Highlighted Lessons from Year 1 Strategies for Year 2
Overall Covered California exceeded enrollment projections, but it fell short in certain communities, like Latino and African American. Marketing and outreach is more heavily focused on engaging specific communities.
More service center reps speaking foreign languages
Consumers were more likely to choose the best plan (maximizing subsidies and cost sharing assistance to get the best benefit package possible) if they used some form of in-person assistance Connect consumers as much as possible with assisters (enrollment counselors, navigators, and agents), while maintaining the ability to fill out applications by phone and online.
Covered California’s 81% effectuation rate (how many actually pay their first premium or “binder” payment) could be improved. Arrange for all QHPs to take binder payments on Covered California, as the final step in enrollment.  Note to plans: it’s up to you to step up to this opportunity.
Maximize retention. Work with stakeholders and advocates to make the notice clearer for all (much of this process happens in the AB1296 Workgroup)

Here are a few highlights from the subcommittees’ brainstorm on the bus tour, community outreach, messaging, and social media:

  • Partner with high-profile leaders or heroes in targeted communities.
  • Designate ambassadors to get their friends and families enrolled (give recognition and  support and maybe business cards to individuals who go above and beyond in their tweeting or retweeting activities to boost enrollment
  • Hook into local community events like fairs, planning ahead for permits and the like.
  • Train the CEEs (Certified Enrollment Entities) on the right messaging regarding eligibility by immigration status.
  • Engage cell phones in social media campaigns.
  • Use infographics to tell stories with the new messaging on the benefits of insurance.
  • Give community partners ample opportunity to review or collaborate on collateral.

 What can you do now to act on these lessons

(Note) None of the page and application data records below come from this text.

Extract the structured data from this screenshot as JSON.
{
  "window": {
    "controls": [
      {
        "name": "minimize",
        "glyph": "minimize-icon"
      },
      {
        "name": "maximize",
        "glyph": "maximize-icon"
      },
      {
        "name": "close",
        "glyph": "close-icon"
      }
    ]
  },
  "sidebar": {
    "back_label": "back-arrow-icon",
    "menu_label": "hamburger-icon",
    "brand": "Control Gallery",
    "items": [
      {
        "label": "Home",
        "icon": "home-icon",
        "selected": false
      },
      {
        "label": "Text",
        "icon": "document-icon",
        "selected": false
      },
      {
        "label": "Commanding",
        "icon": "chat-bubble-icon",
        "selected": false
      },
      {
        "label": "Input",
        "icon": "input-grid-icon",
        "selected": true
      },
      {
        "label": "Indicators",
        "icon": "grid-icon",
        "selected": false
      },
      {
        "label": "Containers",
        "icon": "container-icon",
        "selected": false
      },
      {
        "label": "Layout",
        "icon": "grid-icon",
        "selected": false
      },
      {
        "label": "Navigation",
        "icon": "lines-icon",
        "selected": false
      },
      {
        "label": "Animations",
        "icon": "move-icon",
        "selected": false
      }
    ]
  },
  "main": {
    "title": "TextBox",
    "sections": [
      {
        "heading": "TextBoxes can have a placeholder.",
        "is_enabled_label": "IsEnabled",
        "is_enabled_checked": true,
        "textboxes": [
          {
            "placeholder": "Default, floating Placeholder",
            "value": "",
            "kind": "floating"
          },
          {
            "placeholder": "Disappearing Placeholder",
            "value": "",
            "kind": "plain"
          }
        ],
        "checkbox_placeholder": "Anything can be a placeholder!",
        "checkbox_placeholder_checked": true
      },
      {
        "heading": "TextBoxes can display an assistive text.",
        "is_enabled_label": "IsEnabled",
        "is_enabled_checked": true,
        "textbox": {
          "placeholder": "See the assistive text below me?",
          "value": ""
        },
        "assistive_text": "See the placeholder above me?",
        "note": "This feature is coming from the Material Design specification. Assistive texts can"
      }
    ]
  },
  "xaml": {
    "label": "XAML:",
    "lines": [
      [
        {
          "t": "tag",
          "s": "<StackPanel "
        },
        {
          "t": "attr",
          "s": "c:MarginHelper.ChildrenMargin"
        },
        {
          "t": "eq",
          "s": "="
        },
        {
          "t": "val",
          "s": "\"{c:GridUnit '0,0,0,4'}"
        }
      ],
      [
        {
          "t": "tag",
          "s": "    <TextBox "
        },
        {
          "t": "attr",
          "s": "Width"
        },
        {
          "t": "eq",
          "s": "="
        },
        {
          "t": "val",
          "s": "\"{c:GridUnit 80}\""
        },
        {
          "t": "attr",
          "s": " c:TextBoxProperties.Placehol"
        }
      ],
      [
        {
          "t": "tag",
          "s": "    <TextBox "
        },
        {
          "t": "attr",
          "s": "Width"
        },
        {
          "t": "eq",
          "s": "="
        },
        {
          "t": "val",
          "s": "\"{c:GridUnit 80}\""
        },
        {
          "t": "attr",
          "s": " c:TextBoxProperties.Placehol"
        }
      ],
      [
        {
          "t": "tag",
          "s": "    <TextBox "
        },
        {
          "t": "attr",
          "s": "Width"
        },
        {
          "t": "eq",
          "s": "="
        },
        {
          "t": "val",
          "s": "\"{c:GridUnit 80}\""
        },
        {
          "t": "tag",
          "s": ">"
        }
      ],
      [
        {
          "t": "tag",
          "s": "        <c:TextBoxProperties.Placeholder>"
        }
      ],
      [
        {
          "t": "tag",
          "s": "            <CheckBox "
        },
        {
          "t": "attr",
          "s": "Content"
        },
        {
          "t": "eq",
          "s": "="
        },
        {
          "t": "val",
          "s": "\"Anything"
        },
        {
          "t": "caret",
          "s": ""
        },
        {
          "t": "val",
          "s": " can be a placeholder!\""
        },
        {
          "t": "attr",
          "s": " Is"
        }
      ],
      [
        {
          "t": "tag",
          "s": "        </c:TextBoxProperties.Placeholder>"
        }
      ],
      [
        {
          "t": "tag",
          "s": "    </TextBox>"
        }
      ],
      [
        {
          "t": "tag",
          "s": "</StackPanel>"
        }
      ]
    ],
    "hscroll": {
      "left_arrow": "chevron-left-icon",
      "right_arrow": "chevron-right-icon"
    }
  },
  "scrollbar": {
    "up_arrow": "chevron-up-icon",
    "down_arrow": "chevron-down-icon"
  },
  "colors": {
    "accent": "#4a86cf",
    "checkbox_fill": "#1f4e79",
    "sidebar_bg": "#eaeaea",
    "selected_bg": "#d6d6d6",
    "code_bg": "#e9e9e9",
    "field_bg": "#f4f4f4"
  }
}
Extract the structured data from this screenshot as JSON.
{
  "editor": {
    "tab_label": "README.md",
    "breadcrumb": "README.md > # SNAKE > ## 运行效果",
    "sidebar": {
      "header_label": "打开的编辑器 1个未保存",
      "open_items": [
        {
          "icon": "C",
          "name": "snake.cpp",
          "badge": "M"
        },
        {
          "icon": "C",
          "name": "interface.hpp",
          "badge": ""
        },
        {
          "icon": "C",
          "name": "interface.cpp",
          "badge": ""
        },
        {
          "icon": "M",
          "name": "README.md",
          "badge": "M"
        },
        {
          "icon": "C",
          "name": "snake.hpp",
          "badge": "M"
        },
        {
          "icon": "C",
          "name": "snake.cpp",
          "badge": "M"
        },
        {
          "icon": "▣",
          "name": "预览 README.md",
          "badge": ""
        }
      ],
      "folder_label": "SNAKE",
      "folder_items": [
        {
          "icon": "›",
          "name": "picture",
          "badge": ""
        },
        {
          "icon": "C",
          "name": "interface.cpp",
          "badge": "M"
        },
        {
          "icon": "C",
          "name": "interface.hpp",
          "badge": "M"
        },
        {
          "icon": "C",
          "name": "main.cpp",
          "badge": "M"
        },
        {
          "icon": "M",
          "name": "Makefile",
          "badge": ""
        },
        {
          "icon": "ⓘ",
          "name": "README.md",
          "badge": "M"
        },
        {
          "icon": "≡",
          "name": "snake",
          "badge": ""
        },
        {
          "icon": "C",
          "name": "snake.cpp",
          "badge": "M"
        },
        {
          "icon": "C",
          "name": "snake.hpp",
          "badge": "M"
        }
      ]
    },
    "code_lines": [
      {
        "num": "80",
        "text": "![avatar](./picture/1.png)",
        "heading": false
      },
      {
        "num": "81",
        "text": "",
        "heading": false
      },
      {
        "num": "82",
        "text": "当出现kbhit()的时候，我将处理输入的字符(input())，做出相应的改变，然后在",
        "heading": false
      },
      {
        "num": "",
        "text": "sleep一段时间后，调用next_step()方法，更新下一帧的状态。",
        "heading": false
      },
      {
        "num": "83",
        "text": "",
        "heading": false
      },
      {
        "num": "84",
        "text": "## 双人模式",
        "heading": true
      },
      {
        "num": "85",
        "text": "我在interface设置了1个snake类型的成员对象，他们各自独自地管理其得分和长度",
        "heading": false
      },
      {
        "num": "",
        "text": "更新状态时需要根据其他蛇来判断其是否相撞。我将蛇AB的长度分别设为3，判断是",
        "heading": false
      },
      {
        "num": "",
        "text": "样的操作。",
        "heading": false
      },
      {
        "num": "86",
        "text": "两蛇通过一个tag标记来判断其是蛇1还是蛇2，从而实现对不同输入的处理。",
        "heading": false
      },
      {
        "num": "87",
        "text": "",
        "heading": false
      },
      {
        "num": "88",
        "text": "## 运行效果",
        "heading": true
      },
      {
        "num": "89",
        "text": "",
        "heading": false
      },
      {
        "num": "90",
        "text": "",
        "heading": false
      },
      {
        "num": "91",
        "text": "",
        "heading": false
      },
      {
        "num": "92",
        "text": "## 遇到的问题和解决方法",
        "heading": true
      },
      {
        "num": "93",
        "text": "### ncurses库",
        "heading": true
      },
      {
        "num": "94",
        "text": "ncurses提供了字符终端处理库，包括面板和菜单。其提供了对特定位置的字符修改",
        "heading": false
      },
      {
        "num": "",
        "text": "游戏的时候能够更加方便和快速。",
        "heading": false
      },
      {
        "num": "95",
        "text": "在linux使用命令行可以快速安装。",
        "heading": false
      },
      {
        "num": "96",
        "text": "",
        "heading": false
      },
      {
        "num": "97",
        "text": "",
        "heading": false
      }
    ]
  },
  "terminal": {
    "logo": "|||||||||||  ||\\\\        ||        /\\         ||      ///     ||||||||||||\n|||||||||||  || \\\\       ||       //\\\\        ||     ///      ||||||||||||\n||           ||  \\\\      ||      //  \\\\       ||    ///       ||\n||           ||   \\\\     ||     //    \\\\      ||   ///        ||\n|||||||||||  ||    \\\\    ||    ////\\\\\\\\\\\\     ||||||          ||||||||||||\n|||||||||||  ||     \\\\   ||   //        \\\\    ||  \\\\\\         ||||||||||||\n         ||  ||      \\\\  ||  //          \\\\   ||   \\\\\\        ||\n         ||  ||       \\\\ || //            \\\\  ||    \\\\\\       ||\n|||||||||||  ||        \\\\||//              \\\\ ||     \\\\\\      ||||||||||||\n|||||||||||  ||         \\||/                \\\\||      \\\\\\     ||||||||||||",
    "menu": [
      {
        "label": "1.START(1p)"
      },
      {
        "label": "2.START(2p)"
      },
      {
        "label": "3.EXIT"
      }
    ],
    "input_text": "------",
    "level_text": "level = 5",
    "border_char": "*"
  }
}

  • Click around the Covered CA website. Notice the Find Help Near You button, but note that a new website design will be launched November 8. Prepare to promote the new site.
  • Promote the use of Covered California’s Shop and Compare Tool now, so folks are ready to renew or enroll on November 15:
  • Get your organization ready to piggy back on the Covered CA bus tour and the overall marketing focus on friends helping friends.